By controlling the amperage of motor 18 rather than the speed (RPM) of the motor as is done in the prior art, significant benefits are achieved. In particular, amperage control 20 provides for an efficient and constant power consumption that further contributes to prolonged battery life. Moreover, the amperage control also accomplishes greater air flow and therefore improved production of enriched oxygen on initial start up.
There is shown in
The concentrator of this invention alternatively utilizes an amperage control circuit 20 that maintains the motor at a predetermined power consumption suited to operate effectively with the pressure and vacuum reservoirs 26 and 30. Initially, as represented by line 104, and before the air is pressurized, the motor operates at a relatively high speed (e.g. 4,000 RPM) and produces a commensurately high degree of air flow. Gradually, as indicated by arrow 104, the pressure increases while the motor speed and air flow decrease. Nonetheless, this is preferable to constant RPM control, dashed arrow 100, wherein the air flow or volume remains the same or decreases slightly as the pressure in the concentrator builds. Indeed, over the period required to achieve maximum desired pressure, the amperage controlled concentrator will generate a significantly greater amount of air flow, as represented by triangular hatched area 106. An increased production of enriched oxygen is thereby achieved. This high flow achieves a significantly improved production of enriched oxygen in the sieve beds.
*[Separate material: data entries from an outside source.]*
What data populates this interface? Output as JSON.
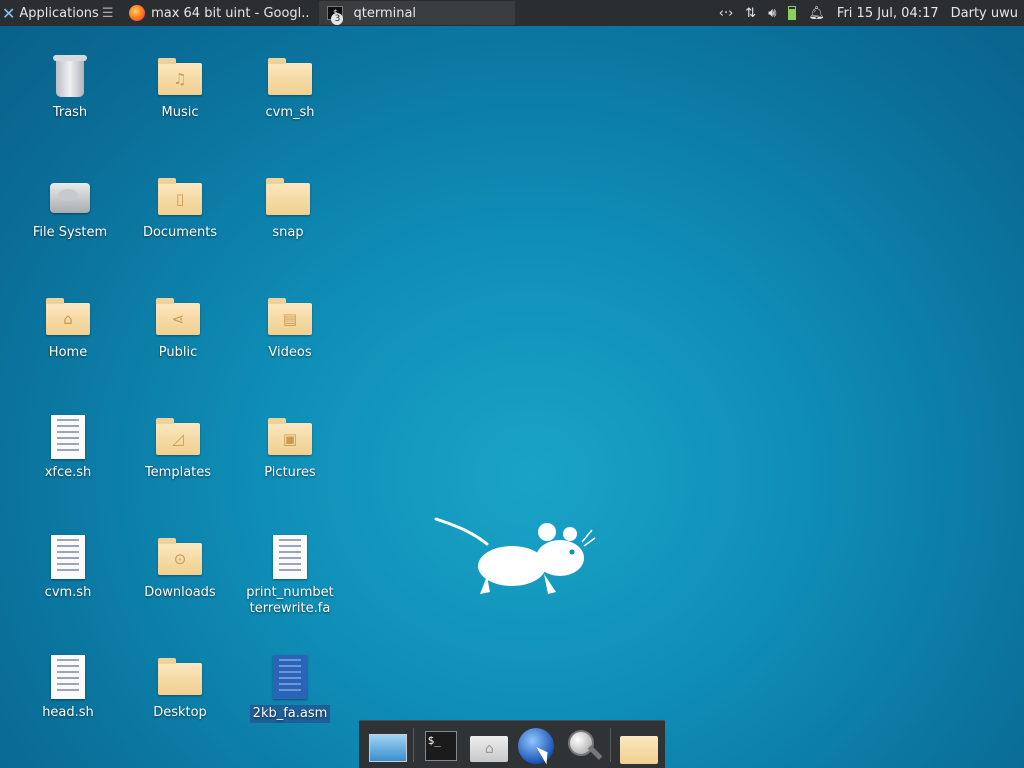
{
  "panel": {
    "applications_label": "Applications",
    "tasks": [
      {
        "title": "max 64 bit uint - Googl..."
      },
      {
        "title": "qterminal",
        "badge": "3"
      }
    ],
    "tray": {
      "clock": "Fri 15 Jul, 04:17",
      "user": "Darty uwu"
    }
  },
  "desktop": {
    "icons": [
      {
        "label": "Trash"
      },
      {
        "label": "Music"
      },
      {
        "label": "cvm_sh"
      },
      {
        "label": "File System"
      },
      {
        "label": "Documents"
      },
      {
        "label": "snap"
      },
      {
        "label": "Home"
      },
      {
        "label": "Public"
      },
      {
        "label": "Videos"
      },
      {
        "label": "xfce.sh"
      },
      {
        "label": "Templates"
      },
      {
        "label": "Pictures"
      },
      {
        "label": "cvm.sh"
      },
      {
        "label": "Downloads"
      },
      {
        "label": "print_numbet terrewrite.fa"
      },
      {
        "label": "head.sh"
      },
      {
        "label": "Desktop"
      },
      {
        "label": "2kb_fa.asm"
      }
    ]
  },
  "colors": {
    "panel": "#2b2e31",
    "desktop_accent": "#0f8fb8",
    "selection": "#1f5e96",
    "folder": "#f1cf8f"
  }
}
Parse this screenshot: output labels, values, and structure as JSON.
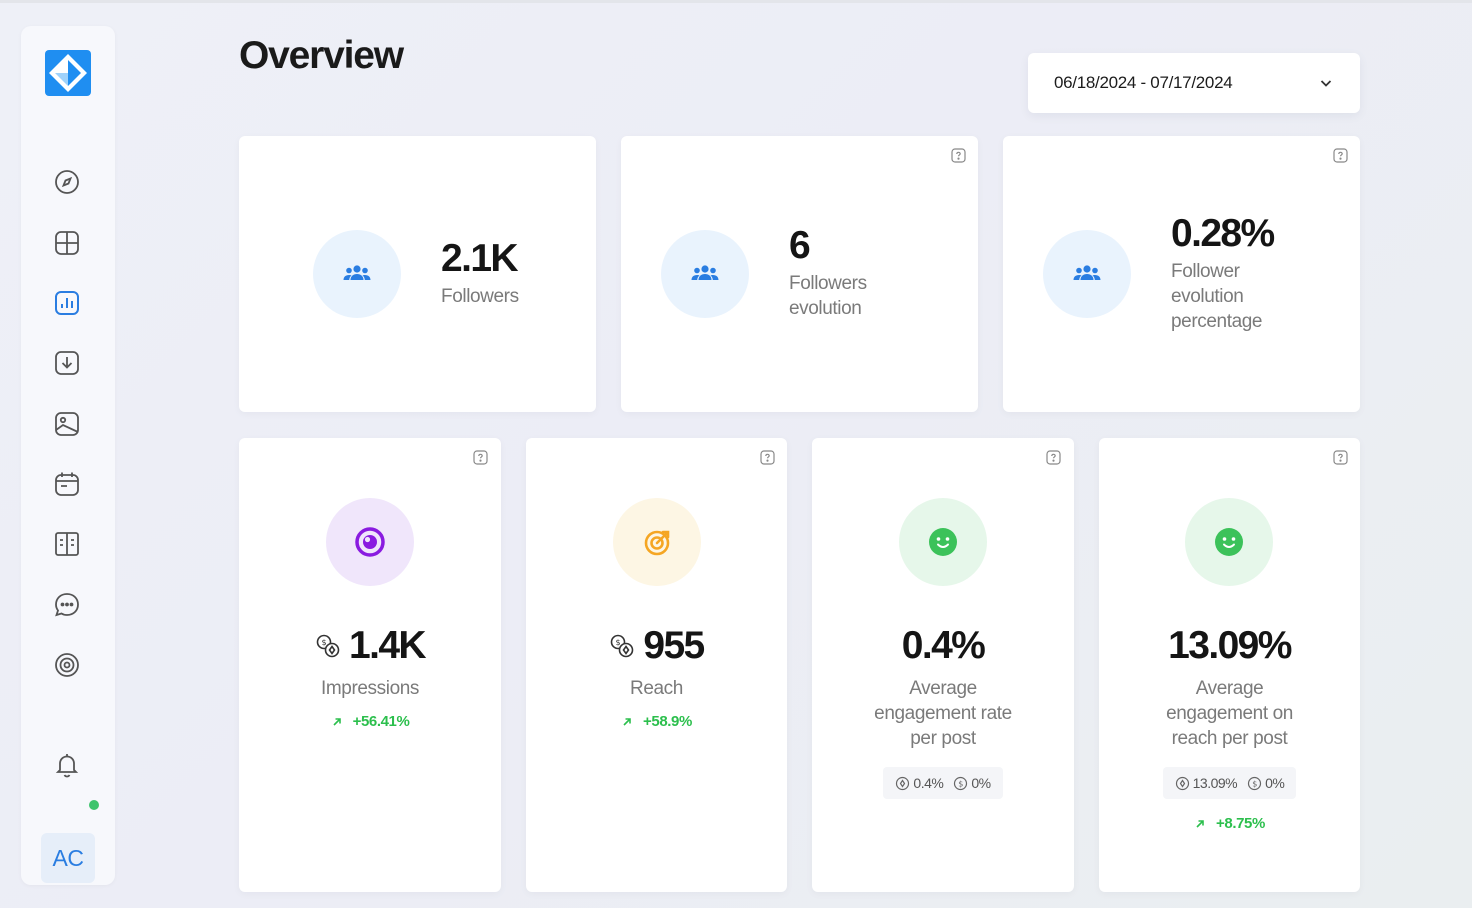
{
  "page": {
    "title": "Overview"
  },
  "date_range": {
    "value": "06/18/2024 - 07/17/2024",
    "icon": "chevron-down-icon"
  },
  "sidebar": {
    "items": [
      {
        "name": "explore",
        "icon": "compass-icon"
      },
      {
        "name": "dashboard",
        "icon": "layout-icon"
      },
      {
        "name": "analytics",
        "icon": "bar-chart-icon",
        "active": true
      },
      {
        "name": "download",
        "icon": "download-icon"
      },
      {
        "name": "media",
        "icon": "image-icon"
      },
      {
        "name": "calendar",
        "icon": "calendar-icon"
      },
      {
        "name": "book",
        "icon": "book-icon"
      },
      {
        "name": "messages",
        "icon": "chat-icon"
      },
      {
        "name": "broadcast",
        "icon": "signal-icon"
      }
    ],
    "notifications_icon": "bell-icon",
    "avatar": "AC"
  },
  "top_cards": [
    {
      "value": "2.1K",
      "label": [
        "Followers"
      ],
      "icon": "users-icon"
    },
    {
      "value": "6",
      "label": [
        "Followers",
        "evolution"
      ],
      "icon": "users-icon"
    },
    {
      "value": "0.28%",
      "label": [
        "Follower",
        "evolution",
        "percentage"
      ],
      "icon": "users-icon"
    }
  ],
  "bottom_cards": [
    {
      "value": "1.4K",
      "label": [
        "Impressions"
      ],
      "trend": "+56.41%",
      "icon": "eye-target-icon"
    },
    {
      "value": "955",
      "label": [
        "Reach"
      ],
      "trend": "+58.9%",
      "icon": "target-icon"
    },
    {
      "value": "0.4%",
      "label": [
        "Average",
        "engagement rate",
        "per post"
      ],
      "pill": [
        "0.4%",
        "0%"
      ],
      "icon": "smile-icon"
    },
    {
      "value": "13.09%",
      "label": [
        "Average",
        "engagement on",
        "reach per post"
      ],
      "pill": [
        "13.09%",
        "0%"
      ],
      "trend": "+8.75%",
      "icon": "smile-icon"
    }
  ],
  "colors": {
    "accent": "#2a7de1",
    "positive": "#2cbf4d",
    "purple": "#8a1be0",
    "yellow": "#f5a623",
    "green": "#3cc25a"
  }
}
Using the amperage control of this system is especially effective when the concentrator is employed in high altitude locations. In such cases, the motor speed must typically be higher during initial operation of the concentrator in order to overcome the lower density of the high altitude air. Thereafter, the amperage control circuit 20 allows the motor speed (RPM) to constantly change in order to maintain the desired volume of air flow in the concentrator. An RPM controlled motor is less than satisfactory in such applications because the air flow remains constant. Amperage control, wherein RPM is gradually reduced after start-up of the concentrator, is much preferred and provides for a more efficient operation and improved production of enriched oxygen.
From the foregoing it may be seen that the apparatus of this invention provides for an oxygen concentrator that produces enriched oxygen for medical purposes utilizing vacuum-pressure swing absorption. While this detailed description has set forth particularly preferred embodiments of the apparatus of this invention, numerous modifications and variations of the structure of this invention, all within the scope of the invention, will readily occur to those skilled in the art. Accordingly, it is understood that this description is illustrative only of the principles of the invention and is not limitative thereof.
Although specific features of the invention are shown in some of the drawings and not others, this is for convenience only, as each feature may be combined with any and all of the other features in accordance with this invention.
Other embodiments will occur to those skilled in the art and are within the following claims: